Following the campus visits, the search committee, search consultants, and President Beck reviewed the campus feedback thoroughly and consulted with many who interacted with candidates during the visits. This step led to extensive follow-up: additional phone interviews with references, more conversations with candidates, etc. Questions raised from campus feedback were investigated as thoroughly as possible. When feedback indicated that staff were concerned about particular candidates’ modus operandi, we explored relationships with staff at their current and past institutions. When faculty-faculty networks left negative impressions, we further investigated candidates’ reputations at their institutions – and the reasons behind them. We dug deeper into changes in positions. Essentially, we took our collective unknowns and concerns and sought to resolve what we could. The result? Multiple outstanding candidates, each with a proven track record of moving his/ her piece of one or more institutions forward.
The next provost has a daunting task before him/ her. We knew that when we crafted the campus profile early in Fall ’16. (See p. 10 – 12 for a summation of what we sought in a provost.) We’ll soon learn who will be our next provost; I’m confident we’re ready to support that individual in the work of continuing to build our university.

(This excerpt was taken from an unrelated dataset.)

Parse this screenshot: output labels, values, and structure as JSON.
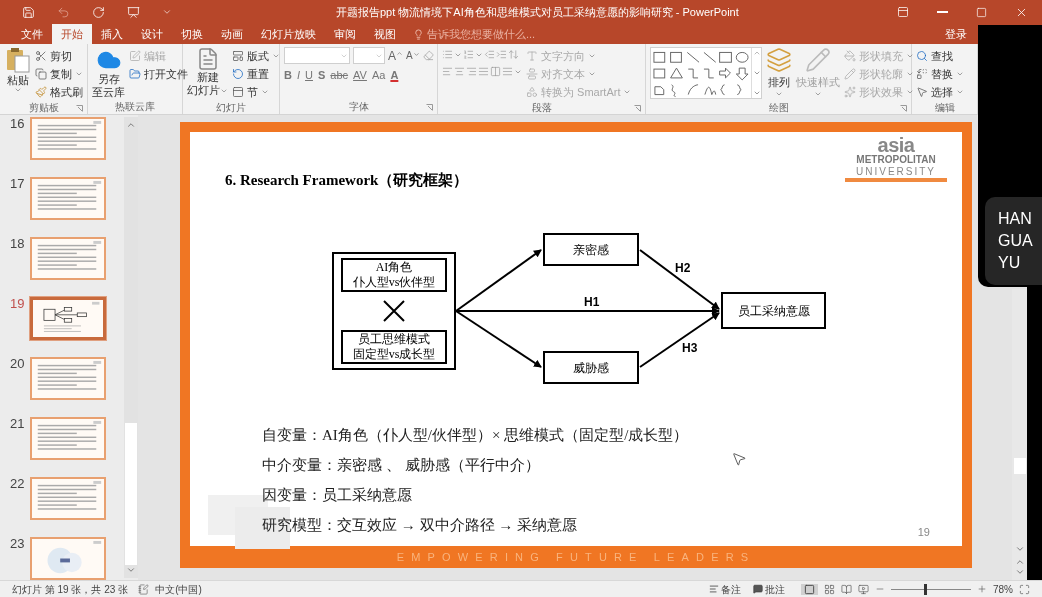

I would be remiss if I didn’t thank the entire search committee for their commitment and hundreds of hours of work each on this search. Their dedication, their preparation and critical discussion were simply amazing. Our search consultants, Ann Hasselmo and Andrea Cowsert, were a huge help in every way, from logistics and extensive reference reports to providing guidance as we sorted through our thoughts. President Beck was a true collaborator, seeking and incorporating the views of the search committee at every step of the process. A large proportion of the campus community stepped up to inform the profile and shape the search, then to engage with the final five candidates and provide feedback. And while many people, some unknown to me, supported this search from behind the scenes, Mary McDonnell is due special thanks for outstanding support, always done graciously and with a smile, even in times of stress.